### WHAT YOU NEED TO DO
Print the entries exactly as they appear, and omit any images.

Data records:
· · · · ·
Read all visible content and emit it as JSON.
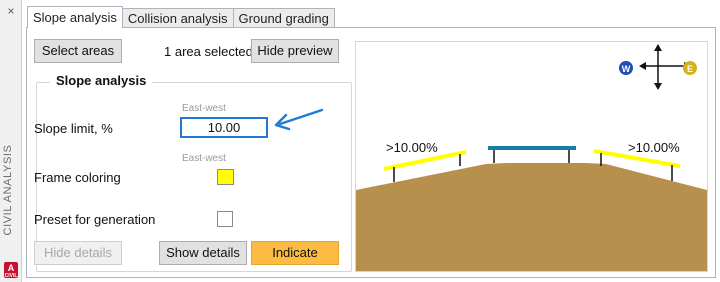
{
  "side_panel": {
    "close_glyph": "×",
    "title": "CIVIL ANALYSIS",
    "logo_letter": "A",
    "logo_sub": "CIVIL"
  },
  "tabs": [
    {
      "label": "Slope analysis",
      "active": true
    },
    {
      "label": "Collision analysis",
      "active": false
    },
    {
      "label": "Ground grading",
      "active": false
    }
  ],
  "toolbar": {
    "select_areas_label": "Select areas",
    "selection_status": "1 area selected",
    "hide_preview_label": "Hide preview"
  },
  "slope_group": {
    "title": "Slope analysis",
    "slope_limit_label": "Slope limit, %",
    "slope_limit_hint": "East-west",
    "slope_limit_value": "10.00",
    "frame_coloring_label": "Frame coloring",
    "frame_coloring_hint": "East-west",
    "frame_color": "#ffff00",
    "preset_label": "Preset for generation",
    "preset_checked": false
  },
  "actions": {
    "hide_details_label": "Hide details",
    "show_details_label": "Show details",
    "indicate_label": "Indicate"
  },
  "preview": {
    "compass_west": "W",
    "compass_east": "E",
    "left_slope_label": ">10.00%",
    "right_slope_label": ">10.00%",
    "ground_color": "#b8904e",
    "highlight_color": "#ffff00",
    "flat_segment_color": "#1a7da8",
    "west_color": "#1f4fb4",
    "east_color": "#d4b21a"
  },
  "accent_color": "#fcbb43"
}
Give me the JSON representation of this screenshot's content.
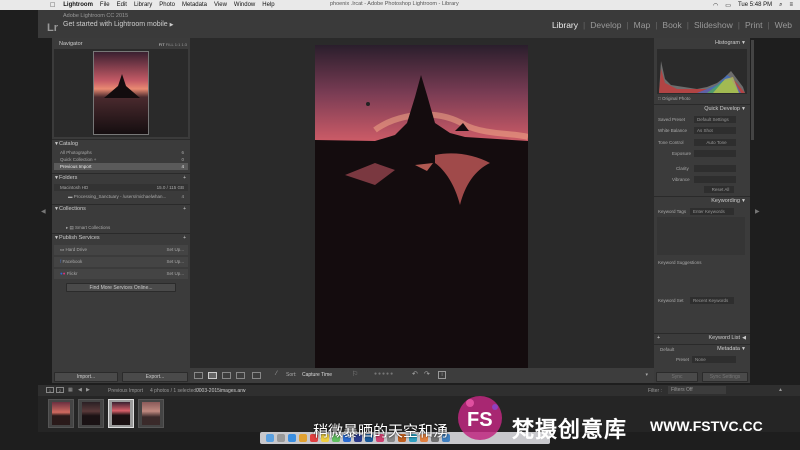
{
  "menubar": {
    "apple": "",
    "items": [
      "Lightroom",
      "File",
      "Edit",
      "Library",
      "Photo",
      "Metadata",
      "View",
      "Window",
      "Help"
    ],
    "window_title": "phoenix .lrcat - Adobe Photoshop Lightroom - Library",
    "clock": "Tue 5:48 PM"
  },
  "header": {
    "logo": "Lr",
    "product": "Adobe Lightroom CC 2015",
    "mobile": "Get started with Lightroom mobile",
    "modules": [
      "Library",
      "Develop",
      "Map",
      "Book",
      "Slideshow",
      "Print",
      "Web"
    ],
    "active_module": "Library"
  },
  "left_panel": {
    "navigator": {
      "title": "Navigator",
      "zoom": [
        "FIT",
        "FILL",
        "1:1",
        "1:3"
      ]
    },
    "catalog": {
      "title": "Catalog",
      "items": [
        {
          "label": "All Photographs",
          "count": "6"
        },
        {
          "label": "Quick Collection +",
          "count": "0"
        },
        {
          "label": "Previous Import",
          "count": "4"
        }
      ]
    },
    "folders": {
      "title": "Folders",
      "disk": {
        "label": "Macintosh HD",
        "count": "15.0 / 115 GB"
      },
      "folder": {
        "label": "Processing_Sanctuary - /users/michaelwhan...",
        "count": "4"
      }
    },
    "collections": {
      "title": "Collections",
      "items": [
        {
          "label": "Smart Collections"
        }
      ]
    },
    "publish": {
      "title": "Publish Services",
      "items": [
        {
          "label": "Hard Drive",
          "action": "Set Up..."
        },
        {
          "label": "Facebook",
          "action": "Set Up..."
        },
        {
          "label": "Flickr",
          "action": "Set Up..."
        }
      ],
      "find_more": "Find More Services Online..."
    },
    "import_button": "Import...",
    "export_button": "Export..."
  },
  "right_panel": {
    "histogram": {
      "title": "Histogram",
      "original_photo": "Original Photo"
    },
    "quick_develop": {
      "title": "Quick Develop",
      "saved_preset": {
        "label": "Saved Preset",
        "value": "Default Settings"
      },
      "white_balance": {
        "label": "White Balance",
        "value": "As Shot"
      },
      "tone_control": {
        "label": "Tone Control",
        "value": "Auto Tone"
      },
      "exposure": "Exposure",
      "clarity": "Clarity",
      "vibrance": "Vibrance",
      "reset_all": "Reset All"
    },
    "keywording": {
      "title": "Keywording",
      "keyword_tags": {
        "label": "Keyword Tags",
        "value": "Enter Keywords"
      },
      "suggestions": "Keyword Suggestions",
      "keyword_set": {
        "label": "Keyword Set",
        "value": "Recent Keywords"
      }
    },
    "keyword_list": {
      "title": "Keyword List"
    },
    "metadata": {
      "title": "Metadata",
      "preset_selector": "Default",
      "preset_label": "Preset",
      "preset_value": "None"
    },
    "sync": "Sync",
    "sync_settings": "Sync Settings"
  },
  "toolbar": {
    "sort_label": "Sort:",
    "sort_value": "Capture Time"
  },
  "filmbar": {
    "page1": "1",
    "page2": "2",
    "source": "Previous Import",
    "info": "4 photos / 1 selected /",
    "filename": "0003-2015images.arw",
    "filter_label": "Filter :",
    "filter_value": "Filters Off"
  },
  "subtitle": "稍微暴晒的天空和湧",
  "watermark": {
    "logo": "FS",
    "text": "梵摄创意库",
    "url": "WWW.FSTVC.CC"
  },
  "colors": {
    "accent": "#e0406a",
    "panel": "#3b3b3b",
    "header": "#3a3a3a"
  }
}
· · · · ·
### OUTPUT OF THE EXERCISE
Read all visible content and emit it as JSON.
{
  "side_panel": {
    "close_glyph": "×",
    "title": "CIVIL ANALYSIS",
    "logo_letter": "A",
    "logo_sub": "CIVIL"
  },
  "tabs": [
    {
      "label": "Slope analysis",
      "active": true
    },
    {
      "label": "Collision analysis",
      "active": false
    },
    {
      "label": "Ground grading",
      "active": false
    }
  ],
  "toolbar": {
    "select_areas_label": "Select areas",
    "selection_status": "1 area selected",
    "hide_preview_label": "Hide preview"
  },
  "slope_group": {
    "title": "Slope analysis",
    "slope_limit_label": "Slope limit, %",
    "slope_limit_hint": "East-west",
    "slope_limit_value": "10.00",
    "frame_coloring_label": "Frame coloring",
    "frame_coloring_hint": "East-west",
    "frame_color": "#ffff00",
    "preset_label": "Preset for generation",
    "preset_checked": false
  },
  "actions": {
    "hide_details_label": "Hide details",
    "show_details_label": "Show details",
    "indicate_label": "Indicate"
  },
  "preview": {
    "compass_west": "W",
    "compass_east": "E",
    "left_slope_label": ">10.00%",
    "right_slope_label": ">10.00%",
    "ground_color": "#b8904e",
    "highlight_color": "#ffff00",
    "flat_segment_color": "#1a7da8",
    "west_color": "#1f4fb4",
    "east_color": "#d4b21a"
  },
  "accent_color": "#fcbb43"
}
Give me the JSON representation of this screenshot's content.
{
  "menubar": {
    "apple": "",
    "items": [
      "Lightroom",
      "File",
      "Edit",
      "Library",
      "Photo",
      "Metadata",
      "View",
      "Window",
      "Help"
    ],
    "window_title": "phoenix .lrcat - Adobe Photoshop Lightroom - Library",
    "clock": "Tue 5:48 PM"
  },
  "header": {
    "logo": "Lr",
    "product": "Adobe Lightroom CC 2015",
    "mobile": "Get started with Lightroom mobile",
    "modules": [
      "Library",
      "Develop",
      "Map",
      "Book",
      "Slideshow",
      "Print",
      "Web"
    ],
    "active_module": "Library"
  },
  "left_panel": {
    "navigator": {
      "title": "Navigator",
      "zoom": [
        "FIT",
        "FILL",
        "1:1",
        "1:3"
      ]
    },
    "catalog": {
      "title": "Catalog",
      "items": [
        {
          "label": "All Photographs",
          "count": "6"
        },
        {
          "label": "Quick Collection +",
          "count": "0"
        },
        {
          "label": "Previous Import",
          "count": "4"
        }
      ]
    },
    "folders": {
      "title": "Folders",
      "disk": {
        "label": "Macintosh HD",
        "count": "15.0 / 115 GB"
      },
      "folder": {
        "label": "Processing_Sanctuary - /users/michaelwhan...",
        "count": "4"
      }
    },
    "collections": {
      "title": "Collections",
      "items": [
        {
          "label": "Smart Collections"
        }
      ]
    },
    "publish": {
      "title": "Publish Services",
      "items": [
        {
          "label": "Hard Drive",
          "action": "Set Up..."
        },
        {
          "label": "Facebook",
          "action": "Set Up..."
        },
        {
          "label": "Flickr",
          "action": "Set Up..."
        }
      ],
      "find_more": "Find More Services Online..."
    },
    "import_button": "Import...",
    "export_button": "Export..."
  },
  "right_panel": {
    "histogram": {
      "title": "Histogram",
      "original_photo": "Original Photo"
    },
    "quick_develop": {
      "title": "Quick Develop",
      "saved_preset": {
        "label": "Saved Preset",
        "value": "Default Settings"
      },
      "white_balance": {
        "label": "White Balance",
        "value": "As Shot"
      },
      "tone_control": {
        "label": "Tone Control",
        "value": "Auto Tone"
      },
      "exposure": "Exposure",
      "clarity": "Clarity",
      "vibrance": "Vibrance",
      "reset_all": "Reset All"
    },
    "keywording": {
      "title": "Keywording",
      "keyword_tags": {
        "label": "Keyword Tags",
        "value": "Enter Keywords"
      },
      "suggestions": "Keyword Suggestions",
      "keyword_set": {
        "label": "Keyword Set",
        "value": "Recent Keywords"
      }
    },
    "keyword_list": {
      "title": "Keyword List"
    },
    "metadata": {
      "title": "Metadata",
      "preset_selector": "Default",
      "preset_label": "Preset",
      "preset_value": "None"
    },
    "sync": "Sync",
    "sync_settings": "Sync Settings"
  },
  "toolbar": {
    "sort_label": "Sort:",
    "sort_value": "Capture Time"
  },
  "filmbar": {
    "page1": "1",
    "page2": "2",
    "source": "Previous Import",
    "info": "4 photos / 1 selected /",
    "filename": "0003-2015images.arw",
    "filter_label": "Filter :",
    "filter_value": "Filters Off"
  },
  "subtitle": "稍微暴晒的天空和湧",
  "watermark": {
    "logo": "FS",
    "text": "梵摄创意库",
    "url": "WWW.FSTVC.CC"
  },
  "colors": {
    "accent": "#e0406a",
    "panel": "#3b3b3b",
    "header": "#3a3a3a"
  }
}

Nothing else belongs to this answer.